Not only the Rhineland, West Germany, awaits the rediscovery of the artist collective SPUR. Lothar Fischer, Helmut Sturm, Heimrad Prem and HP Zimmer formed this radical artistic group in Post-War Munich of the 1950’s, which has no equal in the Federal Republic of Germany up to this day. Surely, the capitalist realism of Polke, Fischer and Richter in the rising Deutschland AG had been more succesful. ZERO (once again a settlement from the region of Rhineland) had been more futuristic, but even so the "Mühlheimer Freiheit“ from Cologne in the 80s was just a duplication of these strange Neo-Dadaists from South Germany.

The exhibition Ich-Schrumpfung draws attention to the fact that the visionary and utopain concepts in the art of this group were far more well-designed and radical in their practise than they had ever been before in German post-Second World War art. For the first time, unseen documents will be presented to impressively illustrate SPUR’s theses.

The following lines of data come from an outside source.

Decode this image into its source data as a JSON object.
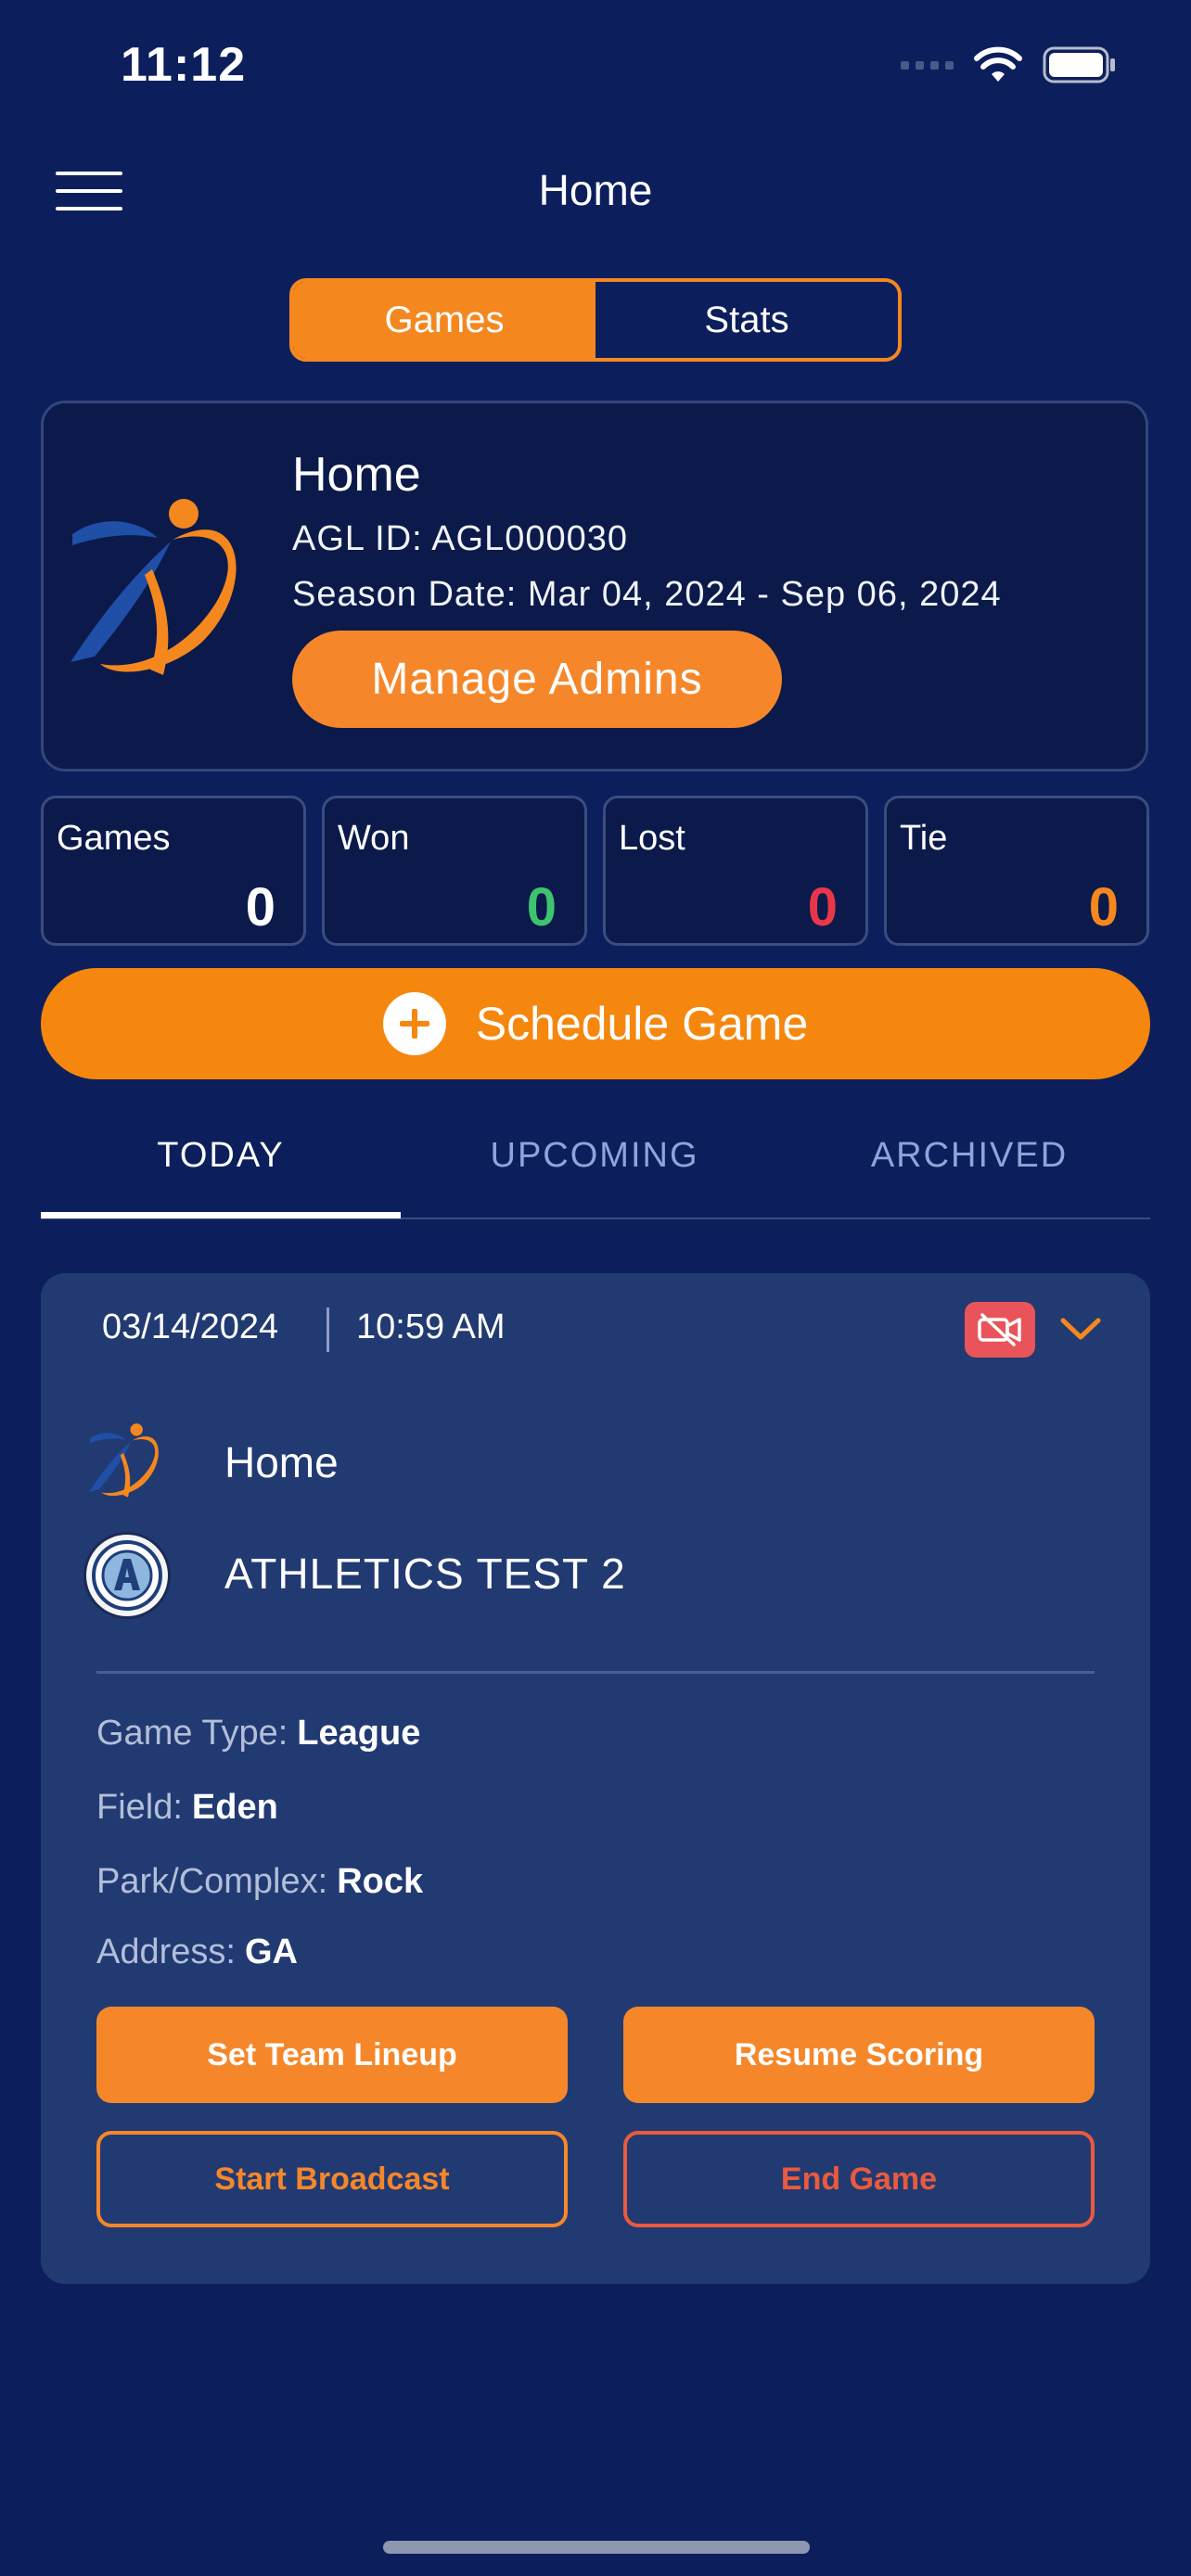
{
  "status_bar": {
    "time": "11:12",
    "icons": [
      "signal-icon",
      "wifi-icon",
      "battery-icon"
    ]
  },
  "nav": {
    "title": "Home",
    "menu_icon": "hamburger-icon"
  },
  "segment": {
    "options": [
      "Games",
      "Stats"
    ],
    "selected": "Games"
  },
  "team": {
    "name": "Home",
    "agl_id": "AGL ID: AGL000030",
    "season": "Season Date: Mar 04, 2024 - Sep 06, 2024",
    "manage_label": "Manage Admins"
  },
  "stats": [
    {
      "label": "Games",
      "value": "0",
      "color": "#ffffff"
    },
    {
      "label": "Won",
      "value": "0",
      "color": "#3ec46d"
    },
    {
      "label": "Lost",
      "value": "0",
      "color": "#e8364a"
    },
    {
      "label": "Tie",
      "value": "0",
      "color": "#f5871f"
    }
  ],
  "schedule_label": "Schedule Game",
  "tabs": [
    "TODAY",
    "UPCOMING",
    "ARCHIVED"
  ],
  "active_tab": "TODAY",
  "game": {
    "date": "03/14/2024",
    "time": "10:59 AM",
    "team1": "Home",
    "team2": "ATHLETICS TEST 2",
    "type_label": "Game Type:",
    "type_value": "League",
    "field_label": "Field:",
    "field_value": "Eden",
    "park_label": "Park/Complex:",
    "park_value": "Rock",
    "address_label": "Address:",
    "address_value": "GA",
    "buttons": {
      "lineup": "Set Team Lineup",
      "resume": "Resume Scoring",
      "broadcast": "Start Broadcast",
      "end": "End Game"
    }
  },
  "colors": {
    "background": "#0c1f5c",
    "accent": "#f5871f",
    "card": "#223a72"
  }
}
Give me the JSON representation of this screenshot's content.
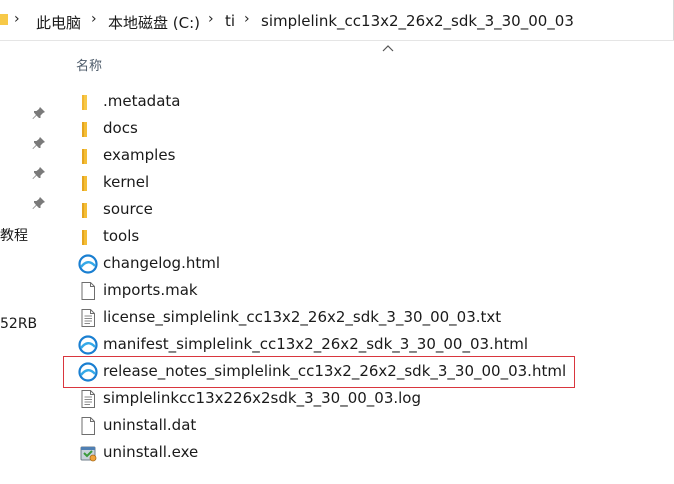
{
  "breadcrumb": {
    "items": [
      "此电脑",
      "本地磁盘 (C:)",
      "ti",
      "simplelink_cc13x2_26x2_sdk_3_30_00_03"
    ]
  },
  "column_header": {
    "name": "名称"
  },
  "nav_pane": {
    "labels": [
      "教程",
      "52RB"
    ]
  },
  "files": [
    {
      "name": ".metadata",
      "icon": "folder-icon"
    },
    {
      "name": "docs",
      "icon": "folder-icon"
    },
    {
      "name": "examples",
      "icon": "folder-icon"
    },
    {
      "name": "kernel",
      "icon": "folder-icon"
    },
    {
      "name": "source",
      "icon": "folder-icon"
    },
    {
      "name": "tools",
      "icon": "folder-icon"
    },
    {
      "name": "changelog.html",
      "icon": "browser-html-icon"
    },
    {
      "name": "imports.mak",
      "icon": "blank-file-icon"
    },
    {
      "name": "license_simplelink_cc13x2_26x2_sdk_3_30_00_03.txt",
      "icon": "text-file-icon"
    },
    {
      "name": "manifest_simplelink_cc13x2_26x2_sdk_3_30_00_03.html",
      "icon": "browser-html-icon"
    },
    {
      "name": "release_notes_simplelink_cc13x2_26x2_sdk_3_30_00_03.html",
      "icon": "browser-html-icon"
    },
    {
      "name": "simplelinkcc13x226x2sdk_3_30_00_03.log",
      "icon": "text-file-icon"
    },
    {
      "name": "uninstall.dat",
      "icon": "blank-file-icon"
    },
    {
      "name": "uninstall.exe",
      "icon": "installer-exe-icon"
    }
  ],
  "colors": {
    "folder": "#f7c948",
    "browser_icon": "#1a7fd1",
    "highlight_border": "#d9363e"
  }
}
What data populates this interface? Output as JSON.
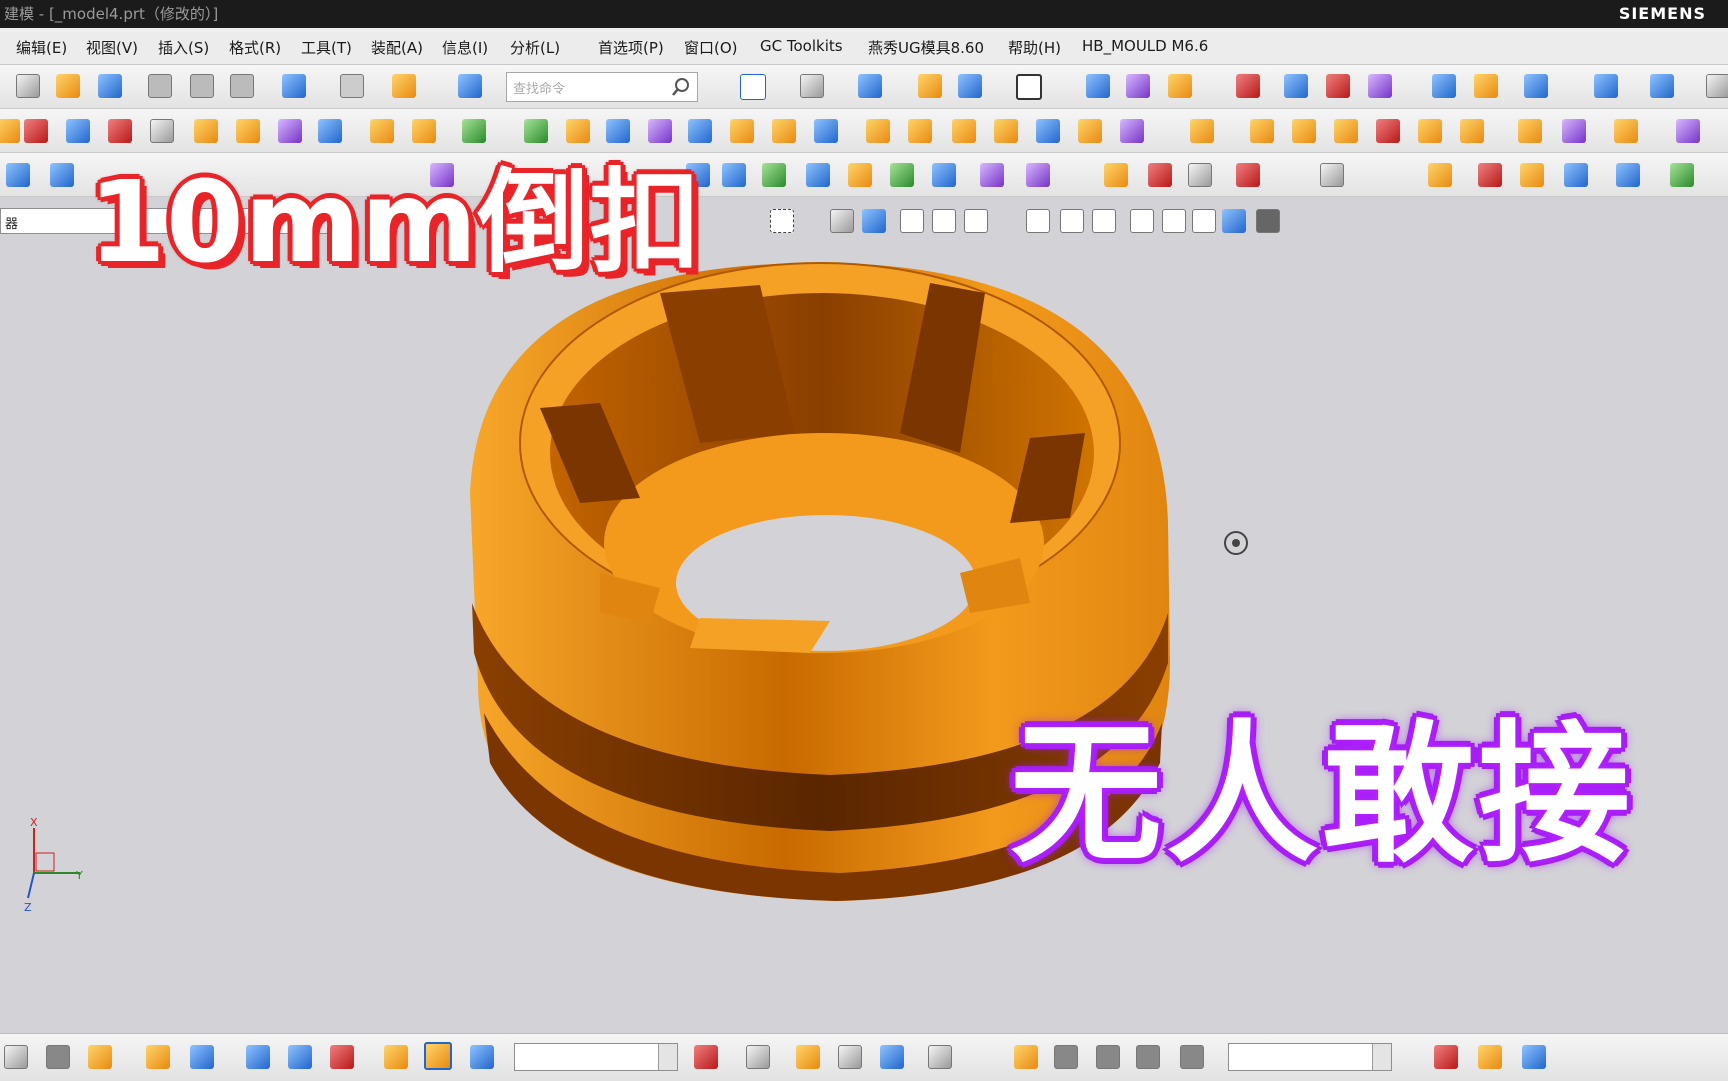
{
  "window": {
    "title": "建模 - [_model4.prt（修改的）]",
    "brand": "SIEMENS"
  },
  "menu": {
    "items": [
      "编辑(E)",
      "视图(V)",
      "插入(S)",
      "格式(R)",
      "工具(T)",
      "装配(A)",
      "信息(I)",
      "分析(L)",
      "首选项(P)",
      "窗口(O)",
      "GC Toolkits",
      "燕秀UG模具8.60",
      "帮助(H)",
      "HB_MOULD M6.6"
    ]
  },
  "toolbar": {
    "search_placeholder": "查找命令"
  },
  "selection_bar": {
    "filter_value": "器"
  },
  "overlay": {
    "headline": "10mm倒扣",
    "tagline": "无人敢接",
    "headline_outline_color": "#e8262a",
    "tagline_glow_color": "#a020f0"
  },
  "model": {
    "color": "#f39a1c",
    "shade_color": "#8a3f00"
  },
  "triad": {
    "x_label": "X",
    "y_label": "Y",
    "z_label": "Z"
  }
}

Besides the Informal art movement, which was a paternal gesture of desparation and rebuttal against the German disaster, the youth developed with SPUR a spirit of optimism, a penchant for freedom and the desire for enjoyment. Many manifests are written down, actions and processes recorded, thoughts captured in early publications of the artists, but for the first time, eleven postcards edited by the artists and adressed to their italian patron Duke Marinotti will be on view. They document the actuality of SPUR as an artistic movement in our days.

All this makes one wonder, why SPUR is still the only German artist collective of the Post War Period (even if indeed it has been the first at all), which is still waiting for its  proper discovery. The answer might be less interesting than the fact that it is not too late to deal with this anarchic group of four and their regional inspirations (Bavarian Baroque) in order to give value to their international ambitions (Situationist International) again.